Not every artist can make the jump from music to acting, but this is Lady Gaga we’re talking about. Gaga wrecks us as her character Ally achieves the fame she’s been fighting for—but at a cost. Her chemistry with Bradley Cooper is undeniable and that’s exactly why audiences and the awards circuit loved it.
23 If Beale Street Could Talk
If you didn’t catch this one during award season, rectify that now. The drama follows a black couple in Harlem during the 1970s, showing the injustices they face while simply trying to build a life together and chase the American dream. Regina King took home a Best Supporting Actress Oscar for her performance.

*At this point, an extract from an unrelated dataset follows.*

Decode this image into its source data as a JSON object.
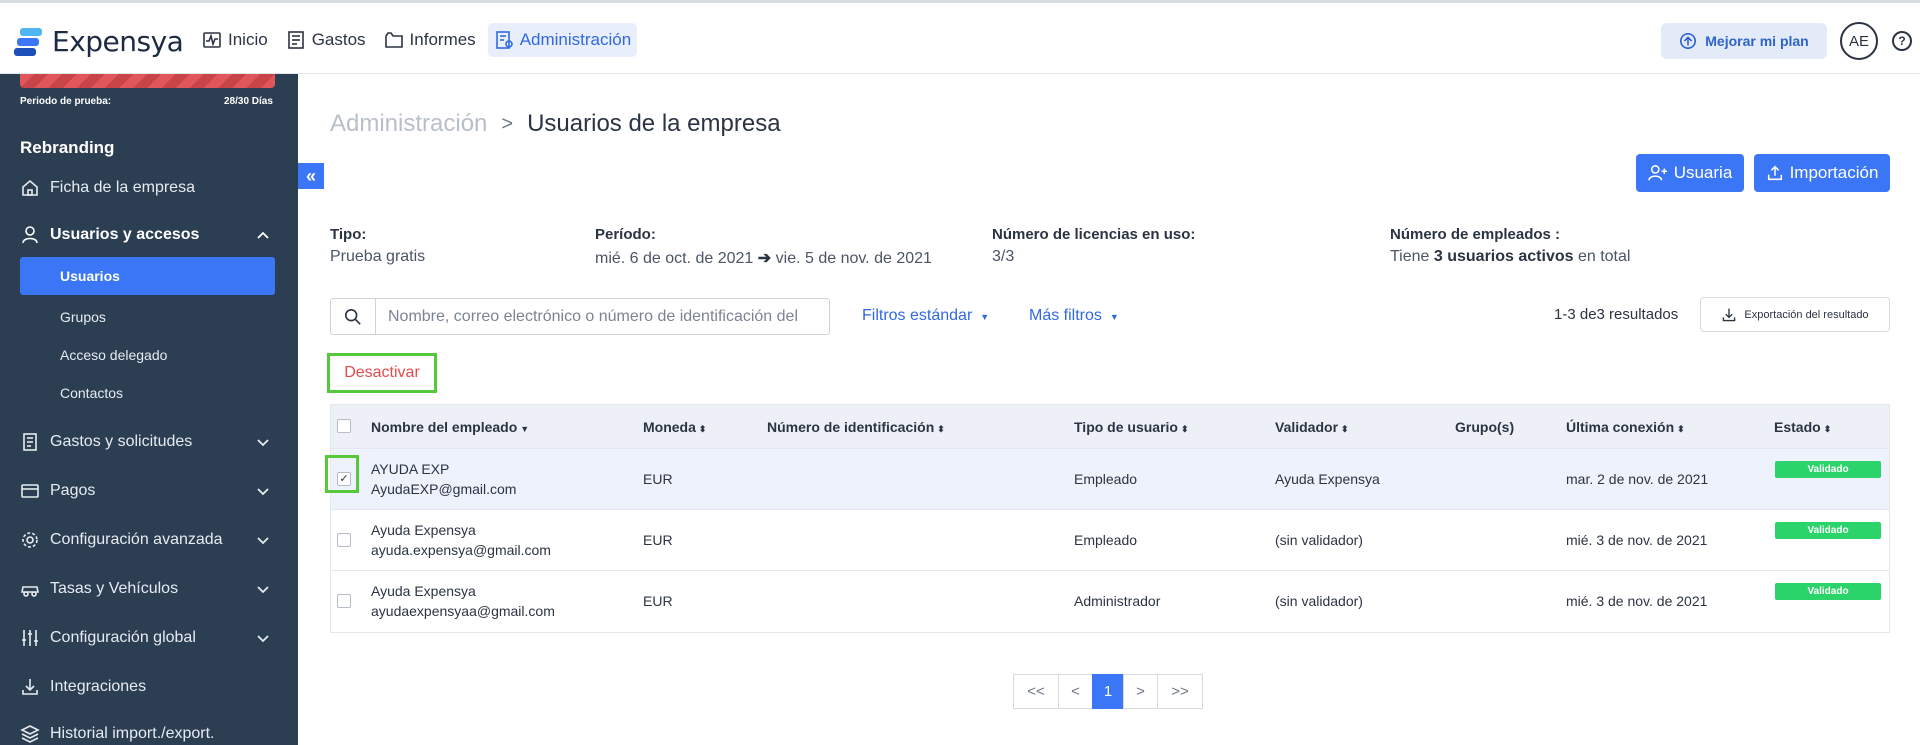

The far-too-short life and career of Selena Quintanilla will always hurt to think about. Jennifer Lopez brings the Queen of Tejano music’s achievements to light in this 1997 biopic. The film has helped carry on Selena’s legacy, reminding us what a talent we lost when she died in 1995.
25 Angel of Nanjing
This real-life story has huge stakes on an intimate scale. The documentary’s filmmakers followed Chen Si, a man who has devoted his life to preventing people from taking their own lives on the Yangtze River Bridge in Nanjing, China.
26 Sophie’s Choice
Meryl Streep won an Oscar for her role as Sophie, a concentration camp survivor trying to rebuild her life with a Jewish American man (Kevin Kline) who is fixated on the holocaust. Like many other films on this list, it’s not easy to sit through—its emotional heft is undeniable.